Please Rotate Your Device
Technology has dramatically improved most industries. Commercial real estate? Not so much.
Despite industry curators, finding space is still time-intensive, annoying and frustrating. The internet is filled with stale information, a lack of pertinent details for listings and does not even come close to covering the whole market.
This post exams in greater detail a tenant searching for space vs a commercial real estate broker.
59% of tenants start their search for space online.
We searched for 2,000 square feet of office space. It was in a market with one of our Lease Ref expert lease reviewers.
Here are the steps we took:
1. Search with the gold standard of databases for his market.
2. Looked through his email folder (which keeps all emails for the last 3 months).
3. Call or email his list of landlords that do not market very well.
4. Query the local real estate board, which is mostly residential and store-front retail.
5. Walk-by study of the area for signs on buildings.
6. Turn to google and search like a tenant without a broker would search.
Here is what we found:

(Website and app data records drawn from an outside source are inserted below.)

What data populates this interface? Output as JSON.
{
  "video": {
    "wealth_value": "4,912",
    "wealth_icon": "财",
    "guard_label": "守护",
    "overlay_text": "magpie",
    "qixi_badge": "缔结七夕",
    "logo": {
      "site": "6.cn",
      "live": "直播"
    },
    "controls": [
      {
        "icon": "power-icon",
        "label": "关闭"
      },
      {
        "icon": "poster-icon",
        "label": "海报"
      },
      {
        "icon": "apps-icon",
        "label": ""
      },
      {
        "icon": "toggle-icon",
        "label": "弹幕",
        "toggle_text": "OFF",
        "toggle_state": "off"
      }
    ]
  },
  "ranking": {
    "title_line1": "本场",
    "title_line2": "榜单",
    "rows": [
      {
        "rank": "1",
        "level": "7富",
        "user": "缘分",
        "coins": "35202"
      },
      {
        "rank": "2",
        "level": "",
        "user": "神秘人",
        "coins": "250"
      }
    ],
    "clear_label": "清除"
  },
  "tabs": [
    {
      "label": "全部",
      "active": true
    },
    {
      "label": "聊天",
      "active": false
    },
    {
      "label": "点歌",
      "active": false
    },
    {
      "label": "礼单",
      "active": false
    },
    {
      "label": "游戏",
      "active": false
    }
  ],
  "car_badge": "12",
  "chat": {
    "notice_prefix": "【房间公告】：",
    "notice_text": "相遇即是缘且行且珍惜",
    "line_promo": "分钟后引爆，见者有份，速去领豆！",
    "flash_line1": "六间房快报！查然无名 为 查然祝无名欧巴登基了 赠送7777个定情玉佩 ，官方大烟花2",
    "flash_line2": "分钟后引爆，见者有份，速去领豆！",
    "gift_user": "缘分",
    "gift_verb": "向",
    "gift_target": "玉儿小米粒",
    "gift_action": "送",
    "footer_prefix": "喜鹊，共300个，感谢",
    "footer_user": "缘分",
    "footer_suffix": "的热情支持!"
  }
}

The gold standard database did a pretty good job covering most of the market, and for the lazy broker, it looks like it will cover about 80% of the market. There were 100 properties that we found and 81 of them were in the gold standard database.
Note that direct email from listing agents and landlords was the second-best source. That was due to the sum of the independent landlords, boutique brokerages and residential brokers (with the odd commercial listing). Those residential agents appear to be more comfortable (at least in this study) to directly email agents rather than utilize the other channels.
The sum of the digital channels (steps 1-4) covered 99% of the options and just one option was discovered by the walk-by study.
Note that if we found a building through our other methods AND they had a sign on the building, we already counted it so we did not double count. In other words, we wanted to find the buildings that you can ONLY find by seeing the sign.
It should also be noted that there is a relationship with the quality of the building and space and its visibility online. If the building cannot be found through any of the digital means above, it is probably a building that is not in great shape and not managed well.
Here is where the study gets interesting. We then put our tenant cap on and searched as a tenant would. We ended up on the top free industry curation site (who we will not mention).
Here is how the broker's main database compares with a tenant's main database:
Additionally, the broker's database was more fresh (fewer expired listings):
If a tenant ends their space search with just the free website they would have missed out on 19 options than if they had engaged a commercial real estate agent (81 vs 62), and would have spent more time looking at listings that were not on the market (18 vs 5).
In this study, 38 more options, or 61% more spaces were discovered through the real estate agent search process than the tenant approach (assuming the tenant only searches online and does not complete the walk-by study).
Note that not all real estate brokers will take all of the steps above, but a good tenant rep broker certainly can uncover significantly more options than a tenant relying on free internet resources.